In 2018 an ISPOR Special Task Force (STF) argued that conventional cost-effectiveness analyses may not account for a range of value elements and hence may understate the value conferred by health interventions. The STF advanced the notion of a “value flower”, with each petal representing one of the value elements.1 We have revised the data collection process for CEVR’s CEA Registry by adding questions about whether CEAs include some of these novel elements to the information we routinely collect when abstracting CEAs. We also investigated how often CEA authors have included novel elements in analyses published before 2021.
Updating the CEA Registry
CEVR launched a new CEA Registry website in early 2022. As part of this update, we now collect information on whether CEAs include novel value elements that the ISPOR task force included in their value flower (see list in Appendix Table A1). Users of the Registry can now search the database to identify CEAs that include specific novel elements. The Registry can also shed light on a range of research questions, including:
- How many CEAs include novel elements? Which elements do CEAs include most often?
- Are CEAs of certain types of interventions or diseases more likely to include novel elements?
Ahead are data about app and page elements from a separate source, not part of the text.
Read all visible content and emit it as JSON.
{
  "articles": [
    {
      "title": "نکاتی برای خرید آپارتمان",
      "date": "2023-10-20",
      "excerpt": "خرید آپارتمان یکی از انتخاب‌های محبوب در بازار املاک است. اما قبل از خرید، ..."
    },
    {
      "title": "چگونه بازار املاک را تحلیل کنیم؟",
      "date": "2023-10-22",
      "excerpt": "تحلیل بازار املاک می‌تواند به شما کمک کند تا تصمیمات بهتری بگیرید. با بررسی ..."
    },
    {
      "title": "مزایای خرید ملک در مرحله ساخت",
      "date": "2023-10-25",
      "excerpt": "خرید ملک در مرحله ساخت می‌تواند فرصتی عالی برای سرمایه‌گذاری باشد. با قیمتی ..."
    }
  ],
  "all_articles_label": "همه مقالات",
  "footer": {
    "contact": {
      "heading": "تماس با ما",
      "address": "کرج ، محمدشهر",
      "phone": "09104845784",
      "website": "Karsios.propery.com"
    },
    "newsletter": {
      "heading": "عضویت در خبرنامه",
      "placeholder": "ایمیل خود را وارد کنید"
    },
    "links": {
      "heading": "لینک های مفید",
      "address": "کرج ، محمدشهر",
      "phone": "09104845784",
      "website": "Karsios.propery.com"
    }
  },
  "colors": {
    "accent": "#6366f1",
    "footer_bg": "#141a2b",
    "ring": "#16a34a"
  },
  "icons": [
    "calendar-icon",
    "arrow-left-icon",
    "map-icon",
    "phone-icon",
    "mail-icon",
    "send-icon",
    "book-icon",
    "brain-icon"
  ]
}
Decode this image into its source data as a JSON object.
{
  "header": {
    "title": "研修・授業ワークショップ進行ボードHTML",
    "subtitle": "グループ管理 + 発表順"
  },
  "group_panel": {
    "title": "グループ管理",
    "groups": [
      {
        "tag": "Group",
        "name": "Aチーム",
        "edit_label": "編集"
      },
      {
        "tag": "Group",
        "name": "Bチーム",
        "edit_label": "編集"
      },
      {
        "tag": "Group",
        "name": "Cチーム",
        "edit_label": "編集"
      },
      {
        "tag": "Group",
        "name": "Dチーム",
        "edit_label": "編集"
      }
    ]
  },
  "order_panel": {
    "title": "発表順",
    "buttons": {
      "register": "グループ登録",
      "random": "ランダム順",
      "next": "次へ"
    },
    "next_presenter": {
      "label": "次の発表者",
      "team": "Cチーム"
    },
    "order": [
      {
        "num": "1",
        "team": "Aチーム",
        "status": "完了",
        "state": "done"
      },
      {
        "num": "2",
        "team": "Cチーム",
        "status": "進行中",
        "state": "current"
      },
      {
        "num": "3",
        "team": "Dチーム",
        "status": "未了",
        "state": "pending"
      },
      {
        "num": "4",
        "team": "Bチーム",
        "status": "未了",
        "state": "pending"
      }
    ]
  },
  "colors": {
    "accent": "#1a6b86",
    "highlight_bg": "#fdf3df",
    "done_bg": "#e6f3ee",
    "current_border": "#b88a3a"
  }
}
- How does inclusion of a certain value element influence cost-effectiveness estimates?
Users with premium access to the CEA Registry can identify articles that include a specific value element using the “Social and Novel Elements of Value” post-search filter.
Establishing a Baseline
We sought to establish a baseline characterizing the inclusion of novel elements in CEAs prior to 2021. We searched the text of CEAs published from 2016 to 2020 for key words and phrases indicating use of a novel element, including phrases from ISPOR’s value flower paper1 (Appendix Table A1).
After identifying candidate CEAs, we reviewed each article’s full text to determine if the CEAs included a novel element in their cost-effectiveness ratio calculations or simply discussed the novel element (Figure 1).
We identified 30 CEAs, representing about 1 percent of CEAs published from 2016 to 2020, that include a novel element in their ratio calculation. We also analyzed how novel elements influenced cost-effectiveness estimates in 15 articles that report ratios calculated both with and without inclusion of the novel element. In some cases, inclusion of a novel element substantially influenced the ratio value, including examples for which inclusion reduced the ratio from a value exceeding the commonly used $100,000 per QALY benchmark to a value below this benchmark.
Given the time it takes for new methods to diffuse and for articles to be published, it is not surprising to find that few CEAs include the novel elements of value described by the ISPOR Special Task Force. It is likely that other value element catalogs (alternative value flowers) will emerge and that ISPOR’s will evolve as the field continues to adopt these methods. More empirical evidence has been published to support the value elements, but more work is needed to make them standard practice2. The CEA Registry now tracks adoption of ISPOR’s value elements, and we will revise our data collection process when necessary to include any new value elements.
1 Lakdawalla DN, Doshi JA, Garrison LP, Phelps CE, Basu A, Danzon P. Defining Elements of Value in Health Care—A Health Economics Approach: An ISPOR Special Task Force Report . Value Health. 2018 Feb 1;21(2):131-139. https://doi.org/10.1016/j.jval.2017.12.007
2 Neumann PJ, Garrison LP, Willke RJ. The History and Future of the “ISPOR Value Flower”: Addressing Limitations of Conventional Cost-Effectiveness Analysis. Value Health. 2022 Apr1;25(4):558-565. https://doi.org/10.1016/j.jval.2022.01.010
Table A1: Search Terms Used to Identify Novel Elements of Value